4. to cause trouble for.

[US] ‘Get Out Of The Way!’ in Littell Clay Minstrel (1844) 176: We’ll head him soon or burst his boiler.

5. (also burst one’s boilers, burst the boiler) to overexert oneself physically.

[US]S. Smith Major Downing (1834) 196: We’ve had a kind of a hurly burly time [...] I did n’t know but we should burst the biler one spell.
[US]D. Crockett Narrative of the Life of D.C. (1934) 18: Here I waited until the old gentleman passed by, puffing and blowing, as tho’ his steam was high enough to burst his boilers.
[UK]Leeds Times 21 May 6/6: The Rev. Mr Kirk is preached from six to fourteen sermons per week in Boston.
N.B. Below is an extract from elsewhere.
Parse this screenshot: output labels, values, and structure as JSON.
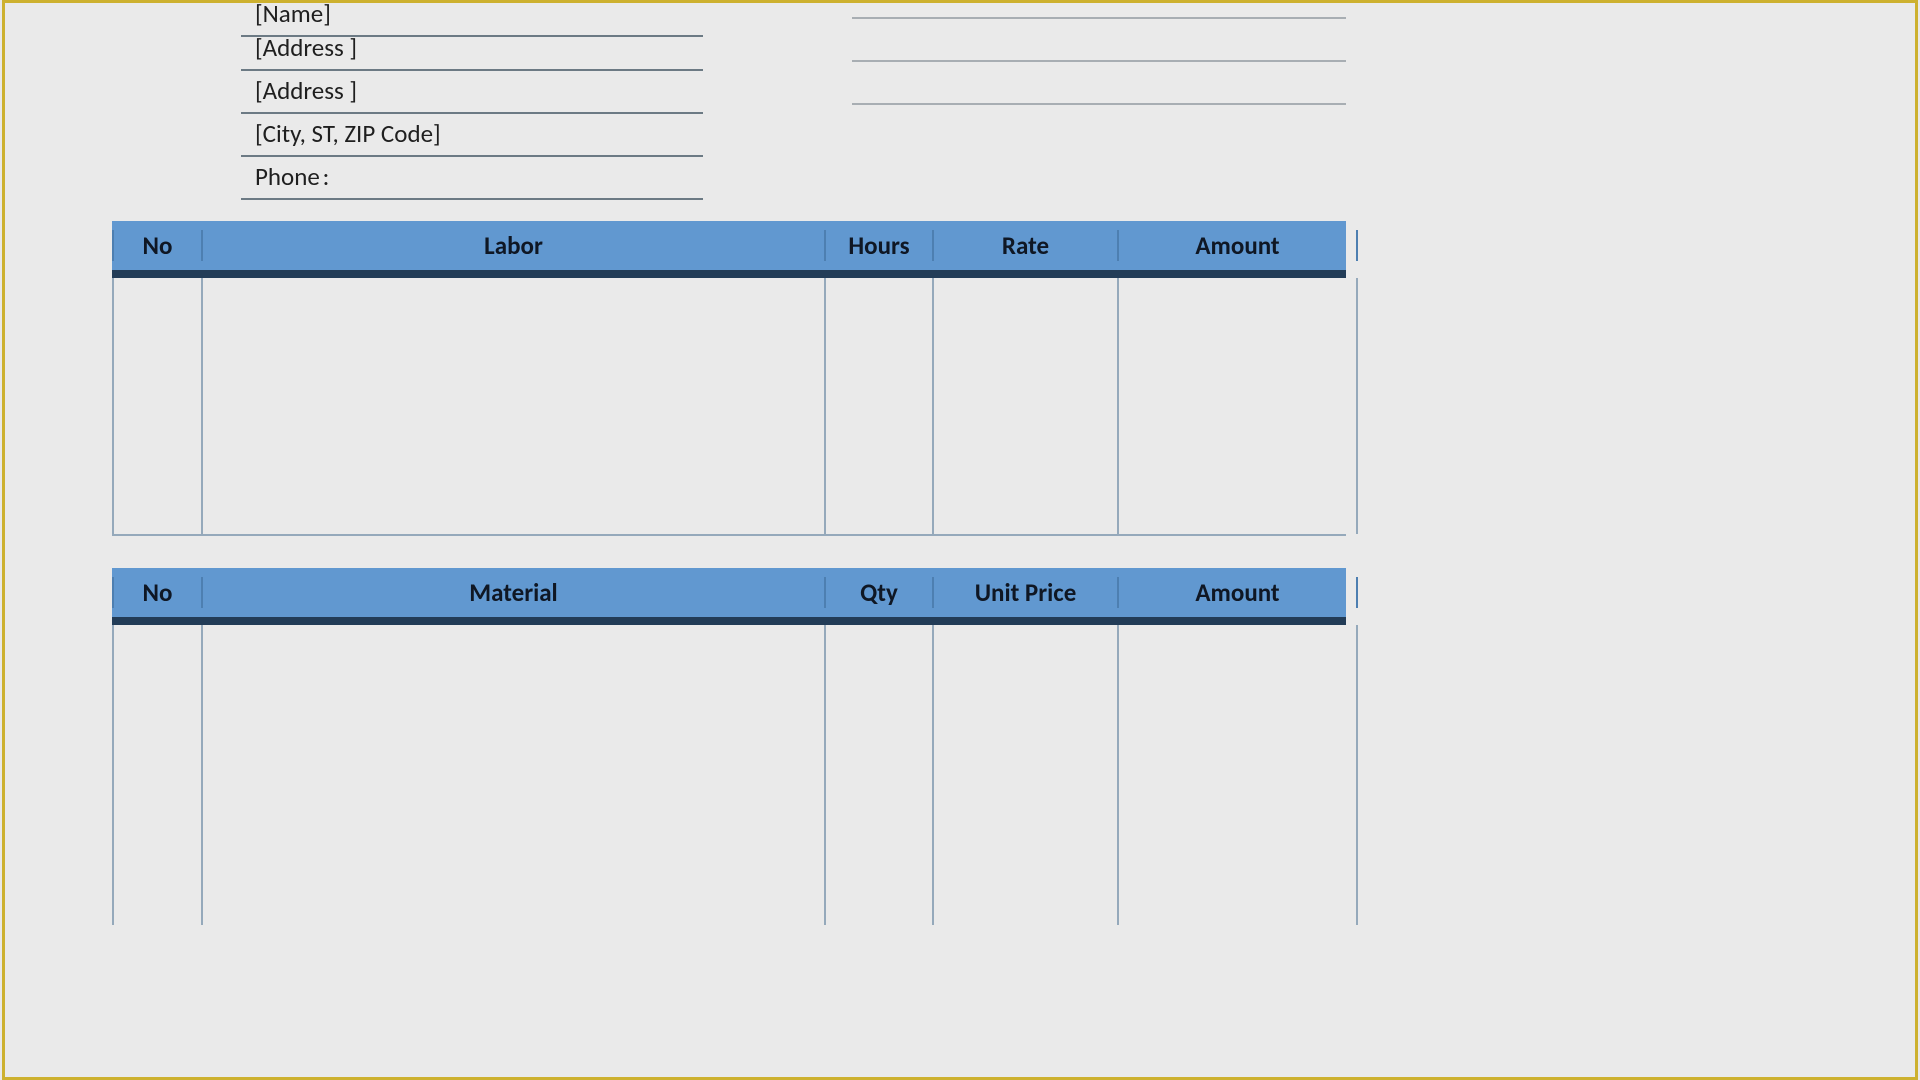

If he goes ahead at this rate he will burst his boiler.
[US] ‘Jack Lannigan’s Wake’ in I. Beadle Comic and Sentimental Song Bk 58: Teddy the tiler ’most bursted his biler.
[Aus]Bulletin (Sydney) 19 Mar. 8/4: I nearly bust me blessed biler a luggin’ up this ’ere perambylatur and these duds for Johnnie, and parygoric for baby, and ’eaven knows what else.
[UK]Taunton Courier 29 Aug. 2/6: Have you seen old Farmer Giles, / Arm in arm with Polly Strong, / He looks as if he is going to burst his boiler, / He can hardly walk along.
[NZ]F. Sargeson ‘A Great Day’ in A Man And His Wife (1944) 26: Pull her round a bit with the left, Fred said. And there’s no need to bust your boiler.
[NZ]McGill Reed Dict. of N.Z. Sl. 40: bust your boiler Collapse from over-exertion.

6. (also burst the boiler) to lose emotional control.
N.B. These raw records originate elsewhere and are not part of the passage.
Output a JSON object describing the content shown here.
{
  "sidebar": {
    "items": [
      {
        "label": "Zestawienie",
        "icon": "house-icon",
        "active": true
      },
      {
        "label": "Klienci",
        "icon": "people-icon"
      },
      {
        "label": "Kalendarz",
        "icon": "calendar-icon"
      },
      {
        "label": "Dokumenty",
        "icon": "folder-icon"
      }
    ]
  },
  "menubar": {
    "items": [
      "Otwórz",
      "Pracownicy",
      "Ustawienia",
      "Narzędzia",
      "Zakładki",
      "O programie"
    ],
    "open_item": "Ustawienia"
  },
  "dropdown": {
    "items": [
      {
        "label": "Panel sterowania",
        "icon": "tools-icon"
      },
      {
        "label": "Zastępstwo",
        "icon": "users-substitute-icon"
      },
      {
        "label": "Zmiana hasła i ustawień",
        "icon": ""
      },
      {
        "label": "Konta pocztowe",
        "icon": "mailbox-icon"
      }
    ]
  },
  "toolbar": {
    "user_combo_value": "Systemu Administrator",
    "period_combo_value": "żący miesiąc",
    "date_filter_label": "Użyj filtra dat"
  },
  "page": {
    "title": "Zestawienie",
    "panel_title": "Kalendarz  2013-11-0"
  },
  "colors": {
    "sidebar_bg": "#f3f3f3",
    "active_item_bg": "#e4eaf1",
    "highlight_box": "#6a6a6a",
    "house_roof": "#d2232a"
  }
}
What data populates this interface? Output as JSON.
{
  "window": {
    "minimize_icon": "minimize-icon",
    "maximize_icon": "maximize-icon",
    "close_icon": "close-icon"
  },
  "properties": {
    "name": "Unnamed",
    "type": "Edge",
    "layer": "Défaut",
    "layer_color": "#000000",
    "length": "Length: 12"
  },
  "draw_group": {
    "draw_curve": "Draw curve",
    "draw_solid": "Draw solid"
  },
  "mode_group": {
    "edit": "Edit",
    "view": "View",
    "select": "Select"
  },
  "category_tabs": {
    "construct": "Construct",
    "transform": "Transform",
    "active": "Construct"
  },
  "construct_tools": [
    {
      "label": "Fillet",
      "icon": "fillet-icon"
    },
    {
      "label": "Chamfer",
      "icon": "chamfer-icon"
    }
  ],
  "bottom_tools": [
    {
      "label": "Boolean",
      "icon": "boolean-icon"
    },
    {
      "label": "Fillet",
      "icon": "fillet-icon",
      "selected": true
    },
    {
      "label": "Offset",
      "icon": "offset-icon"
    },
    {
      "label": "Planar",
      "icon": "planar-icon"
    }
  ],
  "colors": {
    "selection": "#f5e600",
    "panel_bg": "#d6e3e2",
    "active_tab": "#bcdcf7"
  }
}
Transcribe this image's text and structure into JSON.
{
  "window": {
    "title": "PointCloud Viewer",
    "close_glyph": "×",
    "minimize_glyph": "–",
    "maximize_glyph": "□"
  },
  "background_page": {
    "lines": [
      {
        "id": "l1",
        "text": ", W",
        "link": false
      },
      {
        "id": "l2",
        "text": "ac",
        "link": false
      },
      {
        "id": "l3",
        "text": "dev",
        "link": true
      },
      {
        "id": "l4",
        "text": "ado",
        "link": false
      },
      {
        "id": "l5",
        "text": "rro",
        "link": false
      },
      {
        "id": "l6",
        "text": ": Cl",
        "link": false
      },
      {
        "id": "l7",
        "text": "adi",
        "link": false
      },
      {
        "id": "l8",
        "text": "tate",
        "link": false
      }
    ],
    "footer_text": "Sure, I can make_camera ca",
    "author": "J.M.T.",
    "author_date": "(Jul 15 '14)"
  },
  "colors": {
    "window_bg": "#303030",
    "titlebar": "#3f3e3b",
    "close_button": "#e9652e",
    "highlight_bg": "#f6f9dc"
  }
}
[US]J.K. Paulding Westward Ho! I 193: Mrs. Judith would have undoubtedly burst the boiler of her curiosity, and exploded into scalding steam instead of tears.
W.C. Hall ‘Mike Hooter’s Bar Story’ in Spirit of the Times (N.Y.) 26: I lay down an’ rolled an’ laughed sorter easy to myself, ’til I was so full I thought I should er bust my biler!
[Aus]H. Lawson ‘At the Tug-of-War’ in Roderick (1967–9) I 114: I thought he’s burst his boiler then, a-cheering for his boy.
[UK]G. Blake Shipbuilders (1954) 182: He roared like any happy boy, slapping his knee, [...] crying repeatedly: ‘Christ! I’ll bust my boiler if he doesna’ stop.’.